Today, the Wall Street Journal had an interesting article on the weak performance of “blue chip” stocks such as Coca Cola, IBM, AT&T and Wal-Mart this year.  “Blue chips” is a term that has no relevance to me but has been and still is a popular term for much of the investment community.  A “blue chip” can best be described by a strong brand, large size and as a company that has been around for a while.  The problem with the term is that dead companies such as Kodak, Polaroid and the AIG prior to 2008, were as “blue chip” as they come.  Businesses are living and breathing organizations consisting of people, assets and liabilities.  Circumstances change, relying on the perception of a business instead of basing an investment rationale on the fundamentals is a fool’s game.

The most defining element of a successful investment is the price paid versus the value received.  During the 1960’s the “nifty fifty,” which were the blue chips of the era, soared to extraordinary valuations.  The rhetoric was that no price was too great to pay for these stable and growing businesses.  Not unlike the euphoria for tech stocks in the late 90’s, the strategy worked for a while until it didn’t.  As Benjamin Graham said, “in the short-term the market is a voting machine, but in the long-term it is a weighing machine.”  Record low interest rates and financial media have pressured market participants into buying “blue chips” at 20-25% premiums to historical averages.  The rationale is that because the dividend yield might be higher than the 10-year treasury yield, the strategy offers the potential for upside and more income.  I would agree with that assertion, but when you are paying a premium for slow-growing or non-growing businesses, there is also the risk of permanent losses of capital.

At T&T Capital Management (TTCM), our primary goals are avoiding permanent losses of capital and maximizing risk-adjusted returns.  Short-term mark to market volatility is not something that we attempt to mitigate, as we believe any strategy to do so would increase the chances of permanent losses of capital and diminish returns.  The weak performance and relative overvaluation of “blue chips” is by no means the biggest concern that I have for most market participants.  A lot of people have piled into technology investments that have worked wonderfully over the last few years, but that trade at stratospheric valuations.  All of them have compelling stories but very few will be the next Google or Apple.  3-D Systems is an example of a company that I’ve written about many times, as an absurdly valued company, that was also extremely promotional, usually a big warning sign in my eyes when it comes to investing.  The stock has come down to earth, as the business has underperformed in relation to expectations, but this is just one of many companies that I believe will prove to be quite painful for market participants.  Buying great and immensely profitable companies such as Microsoft and Cisco in the late 90’s or early 2000’s, the “nifty fifty” of the tech era, resulted in hundreds of billions of dollars in losses for investors.  These losses occurred, as a result of declining share prices from their lofty peaks, despite these companies posting huge revenue and earnings growth in the following decade.

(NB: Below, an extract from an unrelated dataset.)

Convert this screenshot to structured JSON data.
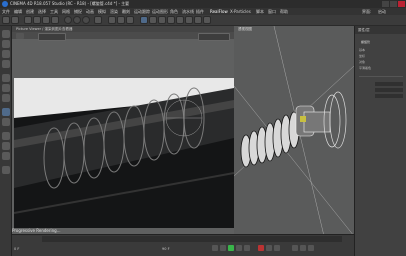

While we are truly in an innovational era in regards to technology and biotech, their stock prices tend to reflect this optimism.  Any disappointments set the stage for dramatic weakness in the stocks.  Conversely, we are in a period of financial repression for financial stocks.  The government and administration are unabashedly using them as a piñata of sorts, likely to offset blame for other challenges or short-falls.  Banks are quite similar to utilities in that they are heavily regulated enterprises, with very little pricing power, or ability to engage in true free enterprise.  This will lead to fewer large mergers and lower returns on equity, unless something changes.  In addition, many market participants remember the huge losses that banks caused shareholders during the Financial Crisis, so there is a perception that they are “risky.”  Just like with the term “blue chip,” one must look at the characteristics of the companies before generalizing with a term like that.

Now, most of the big banks have more capital than they have ever had, in addition to more conservative balance sheets and risk profiles.  Just as importantly, the stocks trade at discounts to their liquidation values and at fractions of intrinsic value.  This means that stocks that the general market constituency would deem as “risky,” actually have the least chance of permanent losses of capital, and the best risk/reward ratios.  These factors are basically insignificant in predicting short-term market movements so temporary underperformance can occur anytime, but it is this rationale that gives me extreme confidence in long-term outperformance.  At some point perceptions will change and these banks newfound “safety” will lead to higher dividends and valuations.  I’ve been continuing to add money to my accounts during this volatility so that I can increase my positions into these stocks.  I’d highly recommend clients set up regular reinvestment programs into their accounts, as that type of dollar-cost averaging program is extremely beneficial for long-term returns.  Thank you very much and please let me know if you have any questions or need anything at all!